DATA SHOWN below:
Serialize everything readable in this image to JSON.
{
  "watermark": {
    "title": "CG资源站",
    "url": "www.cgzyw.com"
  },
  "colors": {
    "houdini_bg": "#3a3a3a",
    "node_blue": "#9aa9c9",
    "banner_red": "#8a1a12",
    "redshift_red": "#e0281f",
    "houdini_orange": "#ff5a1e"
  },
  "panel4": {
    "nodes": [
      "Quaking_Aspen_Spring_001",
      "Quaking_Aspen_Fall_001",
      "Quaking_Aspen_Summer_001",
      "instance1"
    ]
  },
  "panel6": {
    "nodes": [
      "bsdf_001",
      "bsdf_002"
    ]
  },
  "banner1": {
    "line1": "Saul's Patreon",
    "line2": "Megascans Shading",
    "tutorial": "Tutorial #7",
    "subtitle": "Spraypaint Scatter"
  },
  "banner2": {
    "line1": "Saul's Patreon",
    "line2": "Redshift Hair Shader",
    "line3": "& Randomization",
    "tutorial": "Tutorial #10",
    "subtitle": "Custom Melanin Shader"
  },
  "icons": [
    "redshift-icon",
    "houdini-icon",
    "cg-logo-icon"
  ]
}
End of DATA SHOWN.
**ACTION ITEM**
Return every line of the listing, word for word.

**EXERCISE RESPONSE**
Serialize everything readable in this image to JSON.
{
  "watermark": {
    "title": "CG资源站",
    "url": "www.cgzyw.com"
  },
  "colors": {
    "houdini_bg": "#3a3a3a",
    "node_blue": "#9aa9c9",
    "banner_red": "#8a1a12",
    "redshift_red": "#e0281f",
    "houdini_orange": "#ff5a1e"
  },
  "panel4": {
    "nodes": [
      "Quaking_Aspen_Spring_001",
      "Quaking_Aspen_Fall_001",
      "Quaking_Aspen_Summer_001",
      "instance1"
    ]
  },
  "panel6": {
    "nodes": [
      "bsdf_001",
      "bsdf_002"
    ]
  },
  "banner1": {
    "line1": "Saul's Patreon",
    "line2": "Megascans Shading",
    "tutorial": "Tutorial #7",
    "subtitle": "Spraypaint Scatter"
  },
  "banner2": {
    "line1": "Saul's Patreon",
    "line2": "Redshift Hair Shader",
    "line3": "& Randomization",
    "tutorial": "Tutorial #10",
    "subtitle": "Custom Melanin Shader"
  },
  "icons": [
    "redshift-icon",
    "houdini-icon",
    "cg-logo-icon"
  ]
}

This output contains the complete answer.